Aspergers doesn't affect memory adversly. HECK, my short term memory was EXCELLENT and is now better than most. My long term memory is so good that it is doubtful many peoples could be better. MY GOD! I reconstructed much of the major events of over 40 years of my life through trying to remember a few days!
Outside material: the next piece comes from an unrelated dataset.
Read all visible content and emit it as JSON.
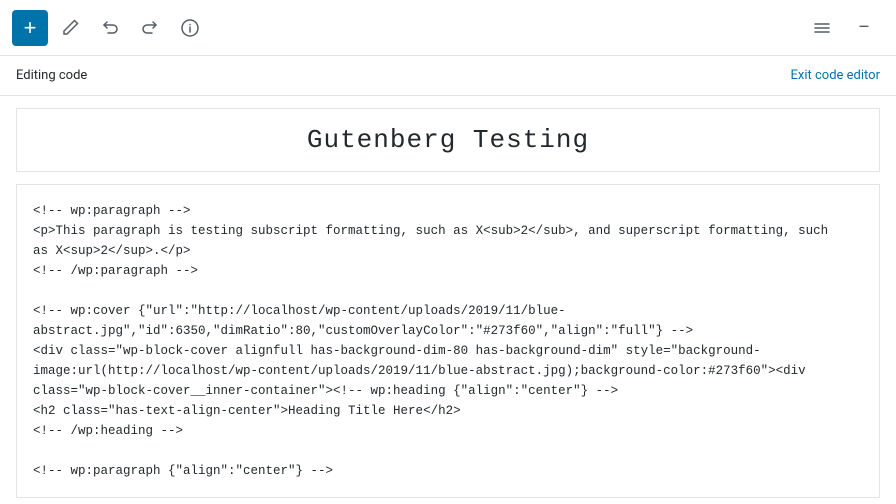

BTW the long term memory is the last to be built, and the last to go. It is also the hardest to conciously get to. You guys are probably all referring to the SHORT term memory.(FIRST to be built, FIRST to go, and EASIEST to get to. The short term memory is ALSO the first one to be ravaged by alzheimers) Ever see 50 first dates? MOST people have the SAME problem 10 second tom had! The EXACT same problem! I do also. Perhaps everyone on wrong planet does. OK, ours might be minutes, and we have a chance at storing that in better memory to last DECADES but otherwise, it is IDENTICAL! If something doesn't happen to move it, you could lose it in minutes. If new info comes in too fast, you could lose it in seconds.

And Kim Peeks talents are impressive, but he DOES have a lot of problems also. Don't look to him as a model, but rather to realize your goals could be higher.

Steve